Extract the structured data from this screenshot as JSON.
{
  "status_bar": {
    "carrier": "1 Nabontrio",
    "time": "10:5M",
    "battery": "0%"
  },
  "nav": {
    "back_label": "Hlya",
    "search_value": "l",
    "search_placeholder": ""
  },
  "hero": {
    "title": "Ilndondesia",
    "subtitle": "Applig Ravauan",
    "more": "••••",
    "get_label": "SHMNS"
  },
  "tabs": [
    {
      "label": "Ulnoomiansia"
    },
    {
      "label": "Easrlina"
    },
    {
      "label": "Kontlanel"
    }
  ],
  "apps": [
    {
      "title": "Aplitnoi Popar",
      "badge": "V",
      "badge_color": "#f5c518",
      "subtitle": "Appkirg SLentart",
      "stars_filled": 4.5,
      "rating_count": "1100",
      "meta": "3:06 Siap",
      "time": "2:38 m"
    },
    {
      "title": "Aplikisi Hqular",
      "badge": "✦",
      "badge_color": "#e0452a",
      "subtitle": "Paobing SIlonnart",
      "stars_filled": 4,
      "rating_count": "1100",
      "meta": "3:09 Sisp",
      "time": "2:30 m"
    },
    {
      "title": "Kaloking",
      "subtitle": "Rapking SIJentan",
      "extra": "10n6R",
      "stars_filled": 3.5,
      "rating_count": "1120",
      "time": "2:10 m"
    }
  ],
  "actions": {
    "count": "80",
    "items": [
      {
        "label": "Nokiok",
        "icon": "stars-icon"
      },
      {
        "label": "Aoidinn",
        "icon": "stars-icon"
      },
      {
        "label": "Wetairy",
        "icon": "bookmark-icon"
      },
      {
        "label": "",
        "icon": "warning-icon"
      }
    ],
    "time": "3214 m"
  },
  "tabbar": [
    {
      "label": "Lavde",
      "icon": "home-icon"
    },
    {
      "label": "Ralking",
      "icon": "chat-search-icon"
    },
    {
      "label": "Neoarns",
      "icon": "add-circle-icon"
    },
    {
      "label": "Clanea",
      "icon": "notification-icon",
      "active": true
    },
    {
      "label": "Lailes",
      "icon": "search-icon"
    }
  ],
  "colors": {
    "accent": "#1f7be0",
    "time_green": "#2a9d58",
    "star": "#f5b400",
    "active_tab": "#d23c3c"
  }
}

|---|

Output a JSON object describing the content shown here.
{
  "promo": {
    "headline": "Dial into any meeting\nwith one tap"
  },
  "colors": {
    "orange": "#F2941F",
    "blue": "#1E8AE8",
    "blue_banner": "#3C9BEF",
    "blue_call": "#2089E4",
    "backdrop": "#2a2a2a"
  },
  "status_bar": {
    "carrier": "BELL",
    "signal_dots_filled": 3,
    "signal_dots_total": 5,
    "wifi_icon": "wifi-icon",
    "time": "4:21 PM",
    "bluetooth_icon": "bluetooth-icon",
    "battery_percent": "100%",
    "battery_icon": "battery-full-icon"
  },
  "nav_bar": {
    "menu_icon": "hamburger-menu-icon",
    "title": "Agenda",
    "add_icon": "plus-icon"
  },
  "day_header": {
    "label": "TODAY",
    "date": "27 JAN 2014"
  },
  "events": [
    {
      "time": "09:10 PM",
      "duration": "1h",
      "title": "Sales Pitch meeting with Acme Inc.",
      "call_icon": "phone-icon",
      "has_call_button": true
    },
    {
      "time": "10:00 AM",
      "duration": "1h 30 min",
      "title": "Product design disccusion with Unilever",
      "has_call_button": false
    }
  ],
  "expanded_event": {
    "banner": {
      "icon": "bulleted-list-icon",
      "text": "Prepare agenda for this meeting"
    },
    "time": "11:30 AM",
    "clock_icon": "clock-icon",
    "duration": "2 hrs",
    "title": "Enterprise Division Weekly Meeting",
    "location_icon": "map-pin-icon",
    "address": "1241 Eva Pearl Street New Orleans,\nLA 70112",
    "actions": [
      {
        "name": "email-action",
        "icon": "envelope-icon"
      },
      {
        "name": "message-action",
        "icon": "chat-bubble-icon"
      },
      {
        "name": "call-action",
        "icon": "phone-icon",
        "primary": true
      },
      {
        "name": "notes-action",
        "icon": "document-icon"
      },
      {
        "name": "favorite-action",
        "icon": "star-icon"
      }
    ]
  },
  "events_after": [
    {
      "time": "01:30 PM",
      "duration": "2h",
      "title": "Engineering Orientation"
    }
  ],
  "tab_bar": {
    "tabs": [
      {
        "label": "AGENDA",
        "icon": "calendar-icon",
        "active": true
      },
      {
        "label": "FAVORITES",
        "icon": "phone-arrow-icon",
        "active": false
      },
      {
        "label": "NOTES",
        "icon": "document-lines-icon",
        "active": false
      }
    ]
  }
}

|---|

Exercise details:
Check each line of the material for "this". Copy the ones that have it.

Result below:
Extract the structured data from this screenshot as JSON.
      "text": "Prepare agenda for this meeting"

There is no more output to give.